“J”, who used a cartoon as his profile picture, was not another teenager as she had assumed, but a much older man who she thinks had researched her online posts to lure her into a conversation and build her trust.
With children spending far more time online during COVID-19 lockdowns, Cooper said the pandemic had “created a playground for predators”, and called for global action to tackle the rapid rise in online sexual exploitation and abuse.
Cooper’s story is highlighted in a report published on Monday by rights group Equality Now, which examines the failure of international and national laws to keep pace with changing technology and its misuse.
It said predators were increasingly using social media and online gaming platforms to target potential victims because they offer anonymity and operate under very limited regulation.
In the United States, over half of the children trafficked for sexual exploitation met their abusers for the first time via text, a website or a mobile app, Equality Now said.
The report also highlighted an “explosion” of online sexual abuse in India and the dangers of children downloading games and songs that may contain spyware software that can access private images.
The study – facilitated by TrustLaw, the Thomson Reuters Foundation’s legal pro bono network – scrutinised legislation in the United States, Britain, India Kenya and Nigeria.
It found gaps in-laws around online grooming, live-streaming of sexual abuse, online sexual coercion and extortion, online sex-trafficking, and image-based sexual abuse.
A major obstacle to investigating cases is the fact that there may be multiple offenders, victims and platforms, all based in different countries with different laws.
Equality Now called for the creation of a global internationally binding agreement to address such crimes, and for standard definitions and laws to be adopted.
Co-author Tsitsi Matekaire warned that patchwork efforts by individual countries to update their laws in isolation would be ineffective in tackling the scourge.
“The internet is borderless,” she said. “Global challenges cannot be solved in national silos.”
Equality Now said the full scale of the problem was unclear because many cases go unreported due to victims blaming themselves, or being shamed by others.
Cooper, now 24, said she had not gone to the police after she escaped because she doubted she would get justice and was worried her captors might retaliate.
But she said she had decided to go public because she did not want what happened to her to happen to anyone else.
“We need to break the stigma around this,” Cooper said in a phone interview, calling for internet safety to be embedded into school curriculums in every country, and better training for law enforcement agencies.
“Unfortunately, as technology advances, predators are going to find it easier to prey on increasingly young children.”
CONCERN OVER AFRICA
Steve Grocki, an expert on child exploitation at the U.S. Department of Justice, said technological developments, the move towards encryption, widespread use of the dark web, and even the growth in videoconferencing platform Zoom, were hindering investigations.
The dark web is a part of the internet that lies beyond the reach of search engines.

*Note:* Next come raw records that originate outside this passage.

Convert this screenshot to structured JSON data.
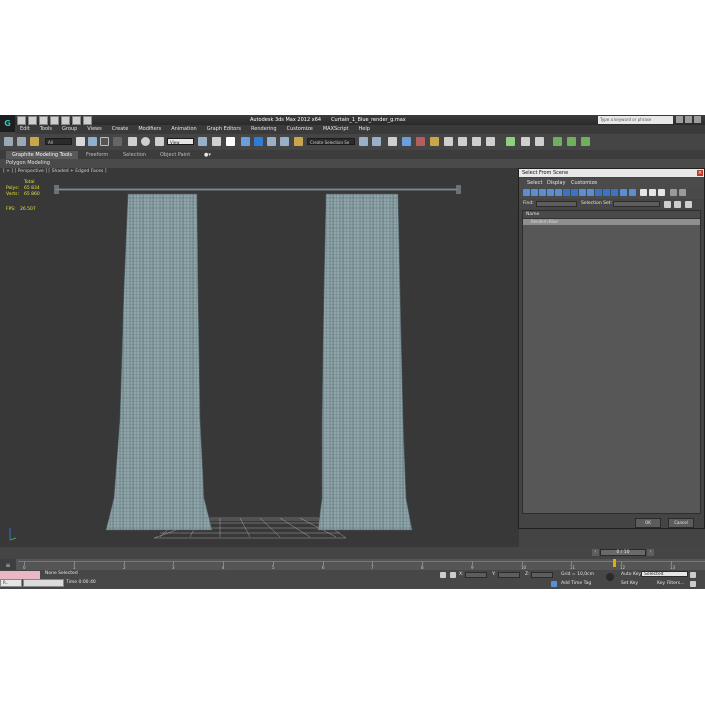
{
  "window": {
    "title": "Autodesk 3ds Max 2012 x64",
    "file": "Curtain_1_Blue_render_g.max",
    "search_placeholder": "Type a keyword or phrase"
  },
  "menu": [
    "Edit",
    "Tools",
    "Group",
    "Views",
    "Create",
    "Modifiers",
    "Animation",
    "Graph Editors",
    "Rendering",
    "Customize",
    "MAXScript",
    "Help"
  ],
  "toolbar": {
    "filter_value": "All",
    "coord_value": "View",
    "named_set_placeholder": "Create Selection Se"
  },
  "ribbon": {
    "tabs": [
      "Graphite Modeling Tools",
      "Freeform",
      "Selection",
      "Object Paint"
    ],
    "panel_label": "Polygon Modeling"
  },
  "viewport": {
    "label": "[ + ] [ Perspective ] [ Shaded + Edged Faces ]",
    "stats_header": "Total",
    "polys_label": "Polys:",
    "polys_value": "65 834",
    "verts_label": "Verts:",
    "verts_value": "65 860",
    "fps_label": "FPS:",
    "fps_value": "26.507"
  },
  "dialog": {
    "title": "Select From Scene",
    "menu": [
      "Select",
      "Display",
      "Customize"
    ],
    "find_label": "Find:",
    "selection_set_label": "Selection Set:",
    "column_name": "Name",
    "rows": [
      "Rendern-Blue"
    ],
    "ok_label": "OK",
    "cancel_label": "Cancel"
  },
  "timeline": {
    "frame_indicator": "0 / 10",
    "ticks": [
      "0",
      "1",
      "2",
      "3",
      "4",
      "5",
      "6",
      "7",
      "8",
      "9",
      "10",
      "11",
      "12",
      "13"
    ]
  },
  "status": {
    "script_label": "R..",
    "selection_status": "None Selected",
    "time_label": "Time  0:00:40",
    "x_label": "X:",
    "y_label": "Y:",
    "z_label": "Z:",
    "grid_label": "Grid = 10,0cm",
    "add_time_tag": "Add Time Tag",
    "auto_key": "Auto Key",
    "selected_value": "Selected",
    "set_key": "Set Key",
    "key_filters": "Key Filters..."
  },
  "colors": {
    "background": "#444444",
    "viewport": "#383838",
    "curtain": "#8fa4a8",
    "stats_text": "#e4e434"
  }
}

Tech and crime experts said the picture was particularly worrying in Africa, where many more young people were going online, families did not know about online safety, and police had little to no training in how to investigate digital crimes.
One Nigerian teenager told how she was laughed out of the police station after she reported that a man had shared intimate photos of her online.
Grocki said the U.S. government was sharing its expertise with African countries.
“We are seeing many of the same things we come across in Western countries but it’s emerging at a much more accelerated speed in Africa,” he added.
Mohamed Daghar, an expert on trafficking and organised crime in Kenya, said traffickers had exploited the COVID-19 pandemic to prey on children during school closures as they spent more time at home online, often unsupervised.
“The use of technology such as webcams has made it easier to target children,” Daghar said, adding that predators might start by asking a child to send a video of themselves dancing before telling them to remove their clothes.
Schools had focused on setting up online learning during the pandemic without educating children and parents about internet safety, he said.